As “RECOGNIZE! Hip Hop and Contemporary Portraiture” draws to a close, we take a moment to reflect on the exhibition’s impact on the community. See the exhibition while you can; its last day is this Sunday, October 26.
It was the National Portrait Gallery's honor to be the first Smithsonian Institution museum to stage a significant exhibition with hip hop as its theme. Through visitor counts, positive comment cards, and the enthusiasm about the show witnessed daily in the galleries and in our conversations with friends and colleagues around town and around the nation, we are thrilled with the public’s positive response.
“RECOGNIZE!“ gave the National Portrait Gallery the opportunity to recognize hip hop’s important role in American life today, as it influences the fine arts as well as other elements of our visual culture from advertising to fashion to video games. It was important for us to give our visitors a sense that hip hop is more powerful and has more of an impact on our world than the media’s attention to its negative aspects might suggest.
Through hip hop happy hours, films, and family activities, to programs headlined by Nikki Giovanni and Paul “DJ Spooky” Miller, NPG attempted to maintain the spirit and enthusiasm of the exhibition through events geared to a broad public. “RECOGNIZE!” brought more diverse and younger audiences into the Gallery, many of whom visited for the first time.
Another special aspect of this exhibition was our ability to feature the work of local artists Tim “Con” Conlon, Dave “Arek” Hupp, Jefferson Pinder, and Baltimore-born Shinique Smith (right). It is sometimes difficult to give local artists the support so many of them deserve, but “RECOGNIZE!” enabled us to feature “D.C. flavor.”
As a national museum that is a destination for Americans from all parts of the country, as well as for international visitors, the Portrait Gallery was pleased with the opportunity this exhibition afforded to reflect our role as a local museum for residents of the greater Washington, D.C. metropolitan area.
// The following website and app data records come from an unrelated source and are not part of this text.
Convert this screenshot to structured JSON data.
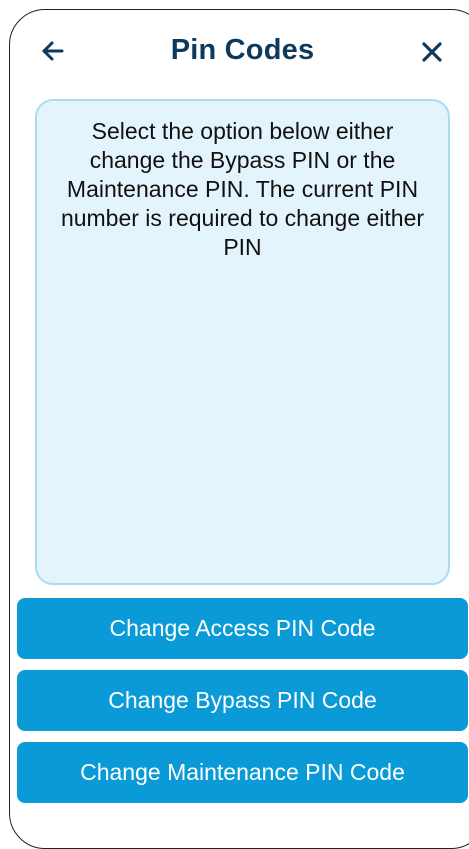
{
  "header": {
    "title": "Pin Codes",
    "back_icon": "arrow-left-icon",
    "close_icon": "close-icon"
  },
  "info": {
    "text": "Select the option below either change the Bypass PIN or the Maintenance PIN. The current PIN number is required to change either PIN"
  },
  "actions": {
    "access_label": "Change Access PIN Code",
    "bypass_label": "Change Bypass PIN Code",
    "maintenance_label": "Change Maintenance PIN Code"
  },
  "colors": {
    "title": "#0d3a5c",
    "button": "#0a9ad8",
    "info_bg": "#e4f4fc",
    "info_border": "#a9dcf2"
  }
}
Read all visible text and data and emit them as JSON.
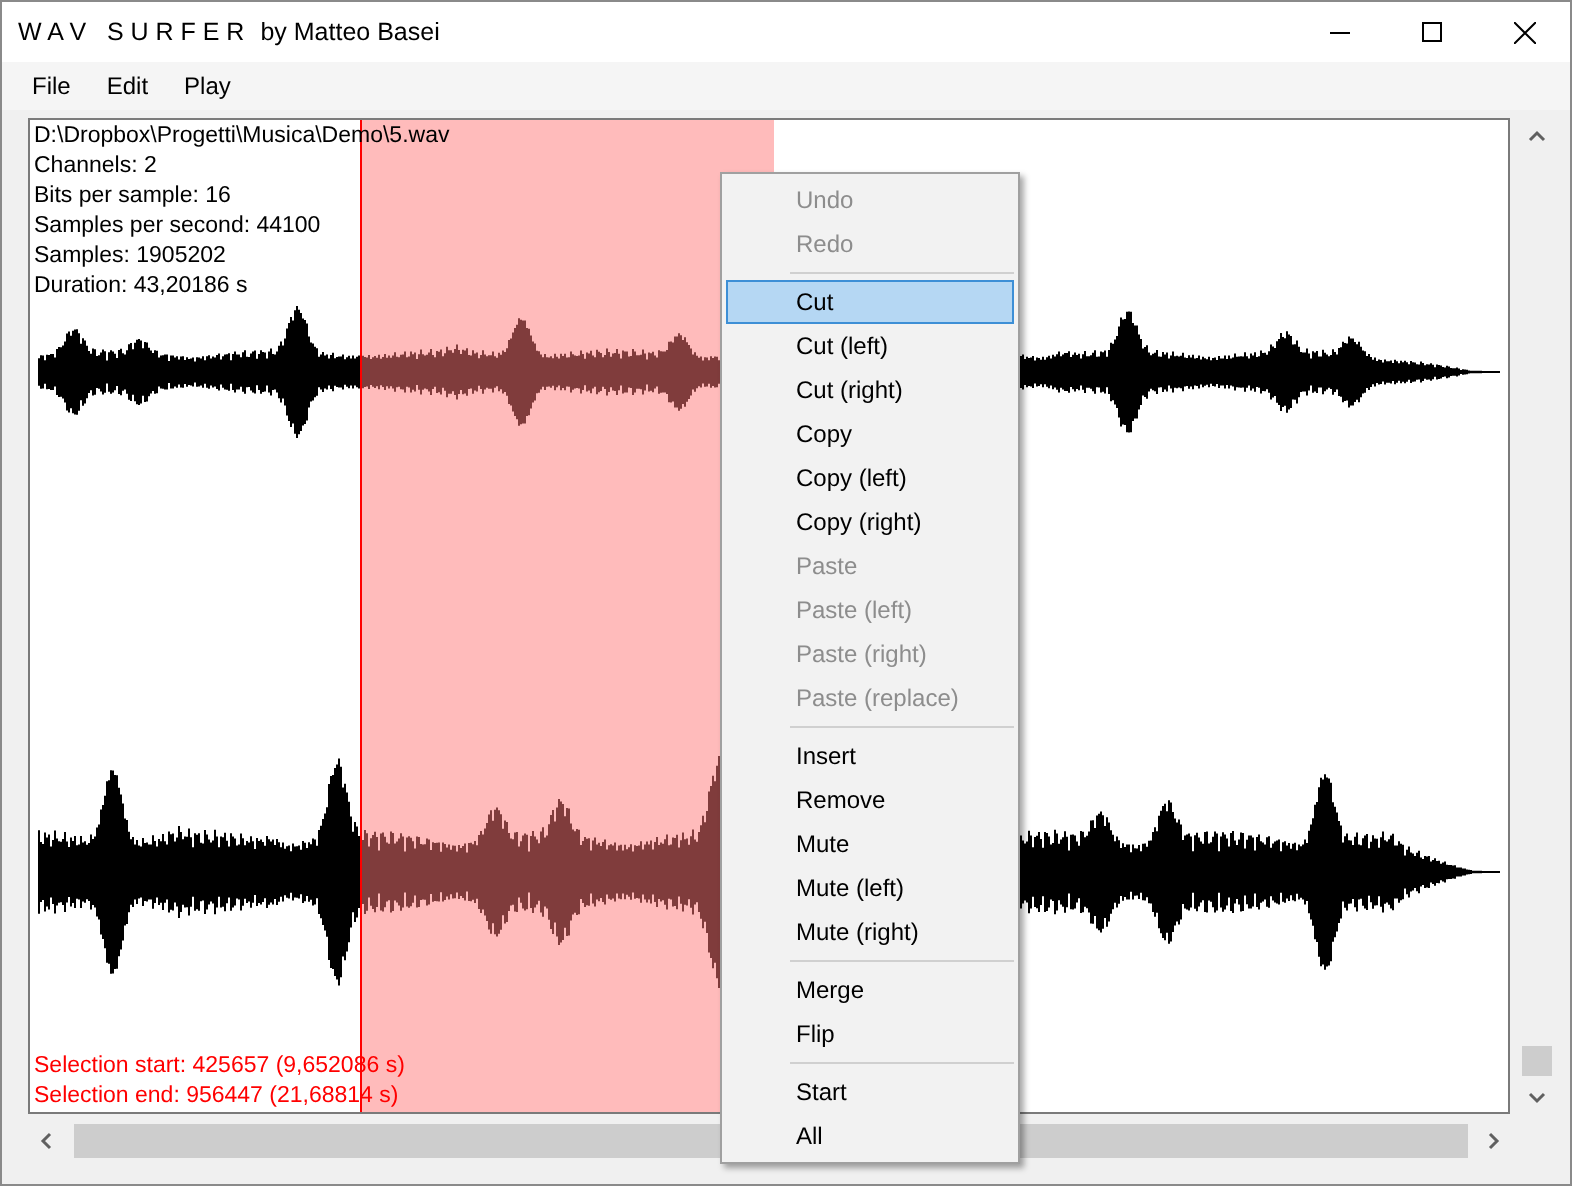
{
  "window": {
    "title": "W A V   S U R F E R",
    "subtitle": "by Matteo Basei"
  },
  "menu_bar": [
    {
      "label": "File"
    },
    {
      "label": "Edit"
    },
    {
      "label": "Play"
    }
  ],
  "file_info": [
    "D:\\Dropbox\\Progetti\\Musica\\Demo\\5.wav",
    "Channels: 2",
    "Bits per sample: 16",
    "Samples per second: 44100",
    "Samples: 1905202",
    "Duration: 43,20186 s"
  ],
  "selection_info": [
    "Selection start: 425657 (9,652086 s)",
    "Selection end: 956447 (21,68814 s)"
  ],
  "context_menu": [
    {
      "kind": "item",
      "label": "Undo",
      "disabled": true,
      "selected": false
    },
    {
      "kind": "item",
      "label": "Redo",
      "disabled": true,
      "selected": false
    },
    {
      "kind": "separator"
    },
    {
      "kind": "item",
      "label": "Cut",
      "disabled": false,
      "selected": true
    },
    {
      "kind": "item",
      "label": "Cut (left)",
      "disabled": false,
      "selected": false
    },
    {
      "kind": "item",
      "label": "Cut (right)",
      "disabled": false,
      "selected": false
    },
    {
      "kind": "item",
      "label": "Copy",
      "disabled": false,
      "selected": false
    },
    {
      "kind": "item",
      "label": "Copy (left)",
      "disabled": false,
      "selected": false
    },
    {
      "kind": "item",
      "label": "Copy (right)",
      "disabled": false,
      "selected": false
    },
    {
      "kind": "item",
      "label": "Paste",
      "disabled": true,
      "selected": false
    },
    {
      "kind": "item",
      "label": "Paste (left)",
      "disabled": true,
      "selected": false
    },
    {
      "kind": "item",
      "label": "Paste (right)",
      "disabled": true,
      "selected": false
    },
    {
      "kind": "item",
      "label": "Paste (replace)",
      "disabled": true,
      "selected": false
    },
    {
      "kind": "separator"
    },
    {
      "kind": "item",
      "label": "Insert",
      "disabled": false,
      "selected": false
    },
    {
      "kind": "item",
      "label": "Remove",
      "disabled": false,
      "selected": false
    },
    {
      "kind": "item",
      "label": "Mute",
      "disabled": false,
      "selected": false
    },
    {
      "kind": "item",
      "label": "Mute (left)",
      "disabled": false,
      "selected": false
    },
    {
      "kind": "item",
      "label": "Mute (right)",
      "disabled": false,
      "selected": false
    },
    {
      "kind": "separator"
    },
    {
      "kind": "item",
      "label": "Merge",
      "disabled": false,
      "selected": false
    },
    {
      "kind": "item",
      "label": "Flip",
      "disabled": false,
      "selected": false
    },
    {
      "kind": "separator"
    },
    {
      "kind": "item",
      "label": "Start",
      "disabled": false,
      "selected": false
    },
    {
      "kind": "item",
      "label": "All",
      "disabled": false,
      "selected": false
    }
  ]
}
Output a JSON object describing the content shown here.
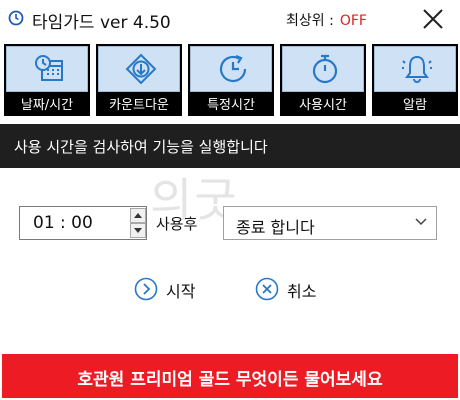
{
  "window": {
    "title": "타임가드 ver 4.50",
    "topmost_label": "최상위 :",
    "topmost_state": "OFF",
    "colors": {
      "topmost_off": "#e02020"
    }
  },
  "toolbar": {
    "items": [
      {
        "label": "날짜/시간",
        "icon": "calendar-clock-icon"
      },
      {
        "label": "카운트다운",
        "icon": "download-arrow-icon"
      },
      {
        "label": "특정시간",
        "icon": "clock-refresh-icon"
      },
      {
        "label": "사용시간",
        "icon": "stopwatch-icon"
      },
      {
        "label": "알람",
        "icon": "bell-icon"
      }
    ]
  },
  "message": "사용 시간을 검사하여 기능을 실행합니다",
  "watermark": "의굿",
  "form": {
    "time_value": "01 : 00",
    "after_label": "사용후",
    "action_selected": "종료 합니다"
  },
  "buttons": {
    "start": "시작",
    "cancel": "취소"
  },
  "banner": {
    "text": "호관원 프리미엄 골드 무엇이든 물어보세요",
    "color": "#ed1c24"
  }
}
Kehinde Wiley’s portraits of Grandmaster Flash and the Furious Five and L.L. Cool J (left) will remain at the museum on extended loan, reminding us of hip hop music’s relevance to American culture, and keeping “RECOGNIZE! Hip Hop and Contemporary Portraiture” fresh in our memories. We look forward to seeing more hip hop–related displays and activities develop Smithsonian-wide, particularly associated with the National Museum of American History’s Hip Hop Collecting Initiative.
To all who visited the exhibition or one of the programs associated with it, we hope you will come back to NPG soon and often. There will always be something for each of you at the National Portrait Gallery.
CON/Tim Conlon and Dave Hupp, 2007/Montana spray paint on Sintra panel/182.9 x 609.6 cm (72 x 240 in)/Tim Conlon and Dave Hupp
No Thief to Blame/Shinique Smith, 2007-08/Mixed media installation (fabric, cardboard, carpet, paper, ink, spray paint, used clothing, found objects, and collage)
LL Cool J/Kehinde Wiley, 2005/Oil on canvas/243.8 x 182.9 cm (96 x 72 in)/LL Cool J/© Kehinde Wiley